» Your objective
Word for word, restate the entries below, but exclude the images.

Entries taken from a collection:

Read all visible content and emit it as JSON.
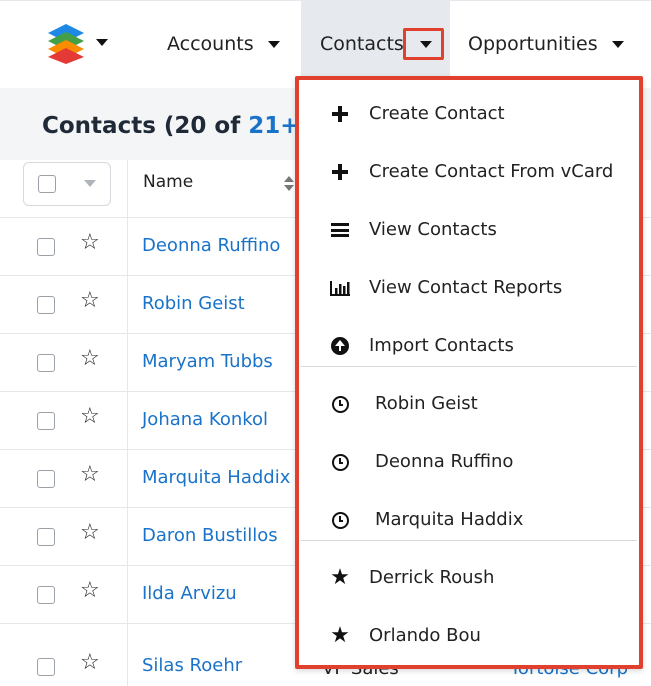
{
  "nav": {
    "accounts_label": "Accounts",
    "contacts_label": "Contacts",
    "opportunities_label": "Opportunities"
  },
  "list": {
    "title_prefix": "Contacts (20 of ",
    "title_count": "21+",
    "title_suffix": ")"
  },
  "table": {
    "name_header": "Name",
    "rows": [
      {
        "name": "Deonna Ruffino",
        "title": "",
        "account": ""
      },
      {
        "name": "Robin Geist",
        "title": "",
        "account": ""
      },
      {
        "name": "Maryam Tubbs",
        "title": "",
        "account": ""
      },
      {
        "name": "Johana Konkol",
        "title": "",
        "account": ""
      },
      {
        "name": "Marquita Haddix",
        "title": "",
        "account": ""
      },
      {
        "name": "Daron Bustillos",
        "title": "",
        "account": ""
      },
      {
        "name": "Ilda Arvizu",
        "title": "",
        "account": ""
      },
      {
        "name": "Silas Roehr",
        "title": "VP Sales",
        "account": "Tortoise Corp"
      }
    ]
  },
  "menu": {
    "items": [
      {
        "label": "Create Contact",
        "icon": "plus-icon"
      },
      {
        "label": "Create Contact From vCard",
        "icon": "plus-icon"
      },
      {
        "label": "View Contacts",
        "icon": "list-icon"
      },
      {
        "label": "View Contact Reports",
        "icon": "bar-chart-icon"
      },
      {
        "label": "Import Contacts",
        "icon": "upload-icon"
      },
      {
        "label": "Robin Geist",
        "icon": "clock-icon"
      },
      {
        "label": "Deonna Ruffino",
        "icon": "clock-icon"
      },
      {
        "label": "Marquita Haddix",
        "icon": "clock-icon"
      },
      {
        "label": "Derrick Roush",
        "icon": "star-icon"
      },
      {
        "label": "Orlando Bou",
        "icon": "star-icon"
      }
    ]
  },
  "colors": {
    "link": "#1a73c9",
    "highlight": "#e0402d",
    "active_nav": "#e6eaee"
  }
}
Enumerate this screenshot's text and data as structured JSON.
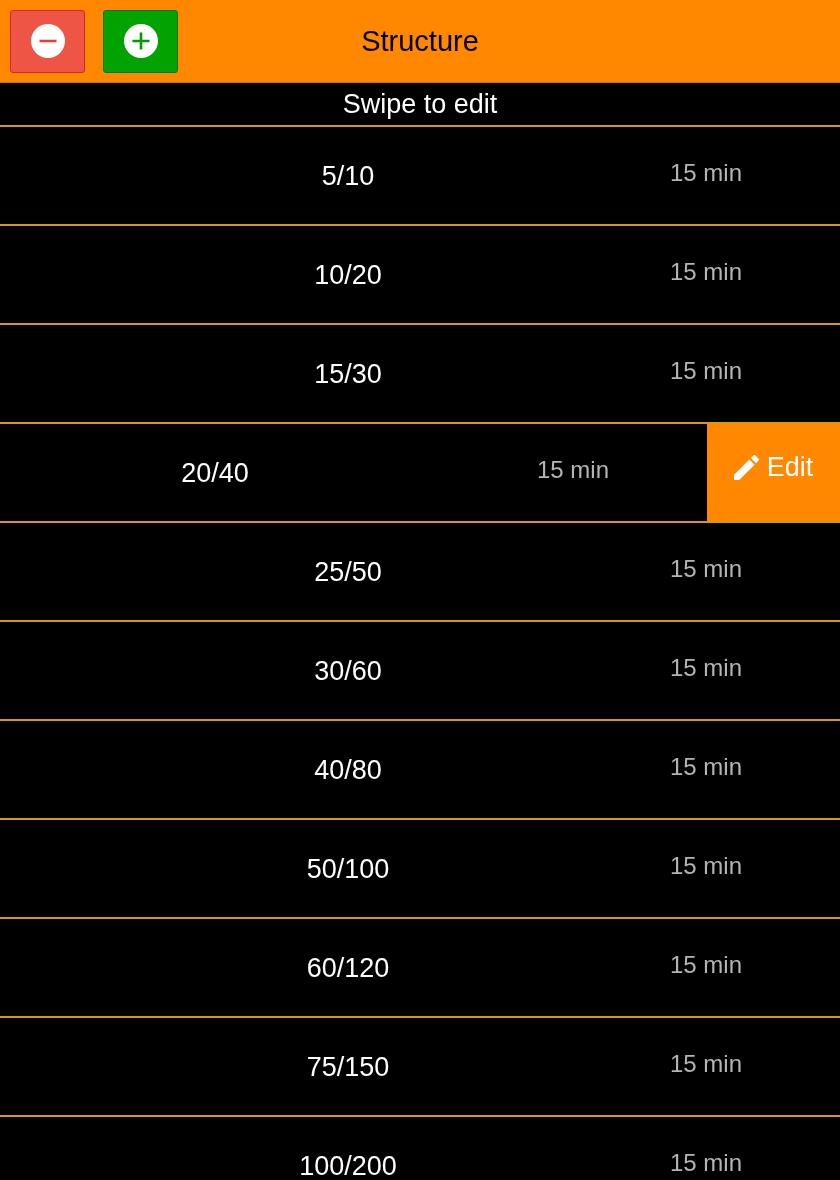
{
  "header": {
    "title": "Structure",
    "buttons": [
      {
        "kind": "remove"
      },
      {
        "kind": "add"
      }
    ]
  },
  "hint": "Swipe to edit",
  "swipe_action": {
    "label": "Edit"
  },
  "rows": [
    {
      "blinds": "5/10",
      "duration": "15 min",
      "swiped": false
    },
    {
      "blinds": "10/20",
      "duration": "15 min",
      "swiped": false
    },
    {
      "blinds": "15/30",
      "duration": "15 min",
      "swiped": false
    },
    {
      "blinds": "20/40",
      "duration": "15 min",
      "swiped": true
    },
    {
      "blinds": "25/50",
      "duration": "15 min",
      "swiped": false
    },
    {
      "blinds": "30/60",
      "duration": "15 min",
      "swiped": false
    },
    {
      "blinds": "40/80",
      "duration": "15 min",
      "swiped": false
    },
    {
      "blinds": "50/100",
      "duration": "15 min",
      "swiped": false
    },
    {
      "blinds": "60/120",
      "duration": "15 min",
      "swiped": false
    },
    {
      "blinds": "75/150",
      "duration": "15 min",
      "swiped": false
    },
    {
      "blinds": "100/200",
      "duration": "15 min",
      "swiped": false
    }
  ]
}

» Answer section
Read all visible content and emit it as JSON.
{
  "nav": {
    "accounts_label": "Accounts",
    "contacts_label": "Contacts",
    "opportunities_label": "Opportunities"
  },
  "list": {
    "title_prefix": "Contacts (20 of ",
    "title_count": "21+",
    "title_suffix": ")"
  },
  "table": {
    "name_header": "Name",
    "rows": [
      {
        "name": "Deonna Ruffino",
        "title": "",
        "account": ""
      },
      {
        "name": "Robin Geist",
        "title": "",
        "account": ""
      },
      {
        "name": "Maryam Tubbs",
        "title": "",
        "account": ""
      },
      {
        "name": "Johana Konkol",
        "title": "",
        "account": ""
      },
      {
        "name": "Marquita Haddix",
        "title": "",
        "account": ""
      },
      {
        "name": "Daron Bustillos",
        "title": "",
        "account": ""
      },
      {
        "name": "Ilda Arvizu",
        "title": "",
        "account": ""
      },
      {
        "name": "Silas Roehr",
        "title": "VP Sales",
        "account": "Tortoise Corp"
      }
    ]
  },
  "menu": {
    "items": [
      {
        "label": "Create Contact",
        "icon": "plus-icon"
      },
      {
        "label": "Create Contact From vCard",
        "icon": "plus-icon"
      },
      {
        "label": "View Contacts",
        "icon": "list-icon"
      },
      {
        "label": "View Contact Reports",
        "icon": "bar-chart-icon"
      },
      {
        "label": "Import Contacts",
        "icon": "upload-icon"
      },
      {
        "label": "Robin Geist",
        "icon": "clock-icon"
      },
      {
        "label": "Deonna Ruffino",
        "icon": "clock-icon"
      },
      {
        "label": "Marquita Haddix",
        "icon": "clock-icon"
      },
      {
        "label": "Derrick Roush",
        "icon": "star-icon"
      },
      {
        "label": "Orlando Bou",
        "icon": "star-icon"
      }
    ]
  },
  "colors": {
    "link": "#1a73c9",
    "highlight": "#e0402d",
    "active_nav": "#e6eaee"
  }
}
Enumerate this screenshot's text and data as structured JSON.
{
  "header": {
    "title": "Structure",
    "buttons": [
      {
        "kind": "remove"
      },
      {
        "kind": "add"
      }
    ]
  },
  "hint": "Swipe to edit",
  "swipe_action": {
    "label": "Edit"
  },
  "rows": [
    {
      "blinds": "5/10",
      "duration": "15 min",
      "swiped": false
    },
    {
      "blinds": "10/20",
      "duration": "15 min",
      "swiped": false
    },
    {
      "blinds": "15/30",
      "duration": "15 min",
      "swiped": false
    },
    {
      "blinds": "20/40",
      "duration": "15 min",
      "swiped": true
    },
    {
      "blinds": "25/50",
      "duration": "15 min",
      "swiped": false
    },
    {
      "blinds": "30/60",
      "duration": "15 min",
      "swiped": false
    },
    {
      "blinds": "40/80",
      "duration": "15 min",
      "swiped": false
    },
    {
      "blinds": "50/100",
      "duration": "15 min",
      "swiped": false
    },
    {
      "blinds": "60/120",
      "duration": "15 min",
      "swiped": false
    },
    {
      "blinds": "75/150",
      "duration": "15 min",
      "swiped": false
    },
    {
      "blinds": "100/200",
      "duration": "15 min",
      "swiped": false
    }
  ]
}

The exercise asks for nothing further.